The total cost for the entire project was over one million dollars and construction began in early 1950. At an official ceremony on March 16, 1950, President Anspach helped lay the cornerstone of the new building, which contained a copper box with information about Central and the City of Mt. Pleasant at the time of construction. The new Health and Physical Education Building was completed by the fall of 1951. University and state officials dedicated the new building, as well as the newly completed Wightman Hall, in October 1951. At the dedication ceremony, Michigan Senator Frank Heath congratulated Central for coming in under budget on the project. The principal architect, Roger Allen, also designed many buildings on campus and made a speech at the dedication ceremony, in which he stated that the gym and field house was his favorite project.
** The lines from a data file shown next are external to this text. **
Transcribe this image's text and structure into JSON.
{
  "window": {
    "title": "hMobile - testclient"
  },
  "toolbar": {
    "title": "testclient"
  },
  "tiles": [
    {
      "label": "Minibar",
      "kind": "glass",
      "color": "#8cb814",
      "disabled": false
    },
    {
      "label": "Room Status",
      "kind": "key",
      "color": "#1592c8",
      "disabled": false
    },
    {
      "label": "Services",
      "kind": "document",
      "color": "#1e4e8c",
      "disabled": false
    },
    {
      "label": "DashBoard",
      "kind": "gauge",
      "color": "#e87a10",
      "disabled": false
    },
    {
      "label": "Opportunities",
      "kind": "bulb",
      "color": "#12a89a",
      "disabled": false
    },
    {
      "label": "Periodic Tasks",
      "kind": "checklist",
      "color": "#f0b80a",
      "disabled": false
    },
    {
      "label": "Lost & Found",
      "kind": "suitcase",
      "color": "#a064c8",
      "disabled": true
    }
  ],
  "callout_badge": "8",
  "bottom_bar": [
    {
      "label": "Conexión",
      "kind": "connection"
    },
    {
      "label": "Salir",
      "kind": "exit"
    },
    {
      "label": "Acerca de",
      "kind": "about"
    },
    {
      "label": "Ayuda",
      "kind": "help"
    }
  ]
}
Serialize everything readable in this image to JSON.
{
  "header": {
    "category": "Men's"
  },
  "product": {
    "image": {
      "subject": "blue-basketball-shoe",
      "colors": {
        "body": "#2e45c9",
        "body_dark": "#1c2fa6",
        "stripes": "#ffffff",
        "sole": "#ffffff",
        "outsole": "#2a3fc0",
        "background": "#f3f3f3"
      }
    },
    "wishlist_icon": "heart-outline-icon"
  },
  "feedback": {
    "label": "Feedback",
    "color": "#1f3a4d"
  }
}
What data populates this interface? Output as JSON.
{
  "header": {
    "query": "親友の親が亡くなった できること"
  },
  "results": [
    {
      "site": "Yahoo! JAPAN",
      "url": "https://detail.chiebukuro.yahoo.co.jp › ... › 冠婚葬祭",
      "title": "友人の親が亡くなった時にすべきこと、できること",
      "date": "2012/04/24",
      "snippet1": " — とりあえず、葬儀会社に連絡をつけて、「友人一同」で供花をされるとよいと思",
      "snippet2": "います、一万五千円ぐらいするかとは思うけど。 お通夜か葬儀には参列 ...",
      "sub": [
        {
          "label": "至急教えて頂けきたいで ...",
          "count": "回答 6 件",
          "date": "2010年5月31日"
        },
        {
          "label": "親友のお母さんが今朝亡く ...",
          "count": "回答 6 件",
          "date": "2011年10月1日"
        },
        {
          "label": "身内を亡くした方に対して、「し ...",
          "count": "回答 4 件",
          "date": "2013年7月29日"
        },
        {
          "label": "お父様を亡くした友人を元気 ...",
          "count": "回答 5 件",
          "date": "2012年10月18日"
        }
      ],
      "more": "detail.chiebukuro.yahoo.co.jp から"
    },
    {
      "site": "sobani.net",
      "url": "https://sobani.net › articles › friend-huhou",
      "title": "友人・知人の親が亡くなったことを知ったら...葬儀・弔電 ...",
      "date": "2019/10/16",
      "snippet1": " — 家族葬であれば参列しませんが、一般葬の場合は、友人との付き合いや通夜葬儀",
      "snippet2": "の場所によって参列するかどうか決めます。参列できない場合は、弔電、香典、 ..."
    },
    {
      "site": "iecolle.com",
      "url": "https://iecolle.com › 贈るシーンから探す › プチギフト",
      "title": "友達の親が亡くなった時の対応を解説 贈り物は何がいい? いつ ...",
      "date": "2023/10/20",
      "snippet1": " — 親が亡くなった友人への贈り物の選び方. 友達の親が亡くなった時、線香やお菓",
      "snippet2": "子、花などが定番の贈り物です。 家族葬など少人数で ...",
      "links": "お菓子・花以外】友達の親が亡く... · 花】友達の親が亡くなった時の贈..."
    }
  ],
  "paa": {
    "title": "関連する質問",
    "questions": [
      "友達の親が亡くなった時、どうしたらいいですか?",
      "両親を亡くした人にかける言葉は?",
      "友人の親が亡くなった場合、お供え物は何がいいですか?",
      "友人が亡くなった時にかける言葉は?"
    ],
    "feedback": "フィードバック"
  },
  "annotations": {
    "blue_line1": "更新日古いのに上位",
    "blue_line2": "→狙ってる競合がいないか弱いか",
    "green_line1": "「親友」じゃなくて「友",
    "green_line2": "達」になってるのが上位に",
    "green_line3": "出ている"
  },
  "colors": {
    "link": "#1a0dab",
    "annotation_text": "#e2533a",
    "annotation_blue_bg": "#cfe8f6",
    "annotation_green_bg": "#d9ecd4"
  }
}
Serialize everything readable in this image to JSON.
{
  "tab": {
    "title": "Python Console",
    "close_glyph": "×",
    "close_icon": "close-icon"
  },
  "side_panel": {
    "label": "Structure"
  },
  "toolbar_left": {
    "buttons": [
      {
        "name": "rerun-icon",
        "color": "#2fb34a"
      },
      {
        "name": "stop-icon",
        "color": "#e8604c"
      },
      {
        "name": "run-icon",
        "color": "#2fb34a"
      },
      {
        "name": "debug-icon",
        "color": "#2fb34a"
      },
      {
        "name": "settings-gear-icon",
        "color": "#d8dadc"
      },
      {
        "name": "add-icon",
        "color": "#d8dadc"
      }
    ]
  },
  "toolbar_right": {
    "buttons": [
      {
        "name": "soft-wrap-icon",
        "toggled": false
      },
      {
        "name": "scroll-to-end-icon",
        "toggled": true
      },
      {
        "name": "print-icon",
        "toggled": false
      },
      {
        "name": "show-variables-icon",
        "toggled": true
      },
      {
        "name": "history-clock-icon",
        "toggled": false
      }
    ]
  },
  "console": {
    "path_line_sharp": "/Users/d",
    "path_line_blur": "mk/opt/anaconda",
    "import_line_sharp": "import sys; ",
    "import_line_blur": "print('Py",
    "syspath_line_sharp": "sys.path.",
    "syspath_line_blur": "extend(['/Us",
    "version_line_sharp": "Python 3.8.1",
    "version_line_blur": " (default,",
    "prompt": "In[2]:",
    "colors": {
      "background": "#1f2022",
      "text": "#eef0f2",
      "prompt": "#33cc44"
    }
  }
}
The largest building on campus at the time of its opening, the Health and Physical Education Building was one of the best equipped athletic facilities in the state. The building itself was 340 feet long by 288 feet wide. The field house alone was 263 feet by 138 feet with room for 4,000 seats. The project included the construction of parking facilities on the north and east sides of the building and the placement of nine concrete tennis courts to the south of the building; an area that is now a commuter parking lot.
The facilities within were also impressive. The complex featured a basketball court which was lit by floodlights and had permanent seating and a press box. In the opposite wing was a smaller gymnasium complex that was four times the size of the previous gym and would be used for athletic instruction. Boxing and wrestling rooms were located in the basement. The building also housed a 75 x 30 ft. pool that had a maximum depth of 15 feet and seating for 350 spectators. By early October 1951, the basketball team was practicing on its new court. The basketball team played the official dedication game on December 1, 1951, in which it upset the University of Michigan.
The building was renamed the Ronald W. Finch Health and Physical Education Building on October 20, 1962 at a ceremony that featured speeches from several University officials and the unveiling of the identifying letters on the building. Ronald W. Finch was the head of the Physical Education department from 1942 to 1959. He was born on October 19, 1902 in Howard City. He graduated from Rockford High School. Before coming to Central as a faculty member, he taught high school for twelve years, teaching in Clare, Lowell, St. Joseph, and Saginaw. He received his Bachelor of Science from Central in 1932 and his Master of Arts from Columbia in 1941. Finch joined the Central faculty in 1937. He was the head track and football coach until 1946. He became the first dean of the college of Health, Physical Education, and Recreation when it was formed in 1959. He and his wife Bernice had three sons.